=== TO DO ===
Return each entry exactly, so that nothing in the data differs from the original.
** Opening AVAILABLE DATA block **
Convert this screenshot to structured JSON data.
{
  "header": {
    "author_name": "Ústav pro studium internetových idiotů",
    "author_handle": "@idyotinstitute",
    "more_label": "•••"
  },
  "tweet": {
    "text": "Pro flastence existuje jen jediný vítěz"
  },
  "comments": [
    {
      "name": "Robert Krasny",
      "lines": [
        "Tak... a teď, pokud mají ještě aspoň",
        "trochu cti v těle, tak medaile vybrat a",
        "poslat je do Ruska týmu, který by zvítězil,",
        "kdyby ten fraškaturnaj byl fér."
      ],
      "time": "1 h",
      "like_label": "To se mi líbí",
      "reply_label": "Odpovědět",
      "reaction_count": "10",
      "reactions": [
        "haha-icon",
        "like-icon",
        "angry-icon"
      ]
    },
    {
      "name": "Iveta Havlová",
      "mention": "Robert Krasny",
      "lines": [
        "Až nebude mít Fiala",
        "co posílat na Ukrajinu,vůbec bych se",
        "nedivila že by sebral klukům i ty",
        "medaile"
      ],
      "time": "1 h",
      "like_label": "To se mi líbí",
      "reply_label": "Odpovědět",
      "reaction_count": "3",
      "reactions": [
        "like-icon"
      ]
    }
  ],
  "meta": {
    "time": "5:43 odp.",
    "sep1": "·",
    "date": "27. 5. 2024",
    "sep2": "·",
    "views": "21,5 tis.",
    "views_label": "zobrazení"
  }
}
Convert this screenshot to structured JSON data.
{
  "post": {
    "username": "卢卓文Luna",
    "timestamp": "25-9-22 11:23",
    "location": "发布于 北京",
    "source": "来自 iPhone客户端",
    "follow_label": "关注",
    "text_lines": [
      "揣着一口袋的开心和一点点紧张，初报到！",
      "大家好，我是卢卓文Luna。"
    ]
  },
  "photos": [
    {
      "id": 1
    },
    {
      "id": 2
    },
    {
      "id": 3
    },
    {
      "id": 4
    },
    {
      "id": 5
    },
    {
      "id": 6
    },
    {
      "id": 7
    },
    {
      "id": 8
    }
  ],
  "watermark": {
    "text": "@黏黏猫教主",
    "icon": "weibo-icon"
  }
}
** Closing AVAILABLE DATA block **
=== EXERCISE RESULT ===
Convert this screenshot to structured JSON data.
{
  "header": {
    "author_name": "Ústav pro studium internetových idiotů",
    "author_handle": "@idyotinstitute",
    "more_label": "•••"
  },
  "tweet": {
    "text": "Pro flastence existuje jen jediný vítěz"
  },
  "comments": [
    {
      "name": "Robert Krasny",
      "lines": [
        "Tak... a teď, pokud mají ještě aspoň",
        "trochu cti v těle, tak medaile vybrat a",
        "poslat je do Ruska týmu, který by zvítězil,",
        "kdyby ten fraškaturnaj byl fér."
      ],
      "time": "1 h",
      "like_label": "To se mi líbí",
      "reply_label": "Odpovědět",
      "reaction_count": "10",
      "reactions": [
        "haha-icon",
        "like-icon",
        "angry-icon"
      ]
    },
    {
      "name": "Iveta Havlová",
      "mention": "Robert Krasny",
      "lines": [
        "Až nebude mít Fiala",
        "co posílat na Ukrajinu,vůbec bych se",
        "nedivila že by sebral klukům i ty",
        "medaile"
      ],
      "time": "1 h",
      "like_label": "To se mi líbí",
      "reply_label": "Odpovědět",
      "reaction_count": "3",
      "reactions": [
        "like-icon"
      ]
    }
  ],
  "meta": {
    "time": "5:43 odp.",
    "sep1": "·",
    "date": "27. 5. 2024",
    "sep2": "·",
    "views": "21,5 tis.",
    "views_label": "zobrazení"
  }
}
Convert this screenshot to structured JSON data.
{
  "post": {
    "username": "卢卓文Luna",
    "timestamp": "25-9-22 11:23",
    "location": "发布于 北京",
    "source": "来自 iPhone客户端",
    "follow_label": "关注",
    "text_lines": [
      "揣着一口袋的开心和一点点紧张，初报到！",
      "大家好，我是卢卓文Luna。"
    ]
  },
  "photos": [
    {
      "id": 1
    },
    {
      "id": 2
    },
    {
      "id": 3
    },
    {
      "id": 4
    },
    {
      "id": 5
    },
    {
      "id": 6
    },
    {
      "id": 7
    },
    {
      "id": 8
    }
  ],
  "watermark": {
    "text": "@黏黏猫教主",
    "icon": "weibo-icon"
  }
}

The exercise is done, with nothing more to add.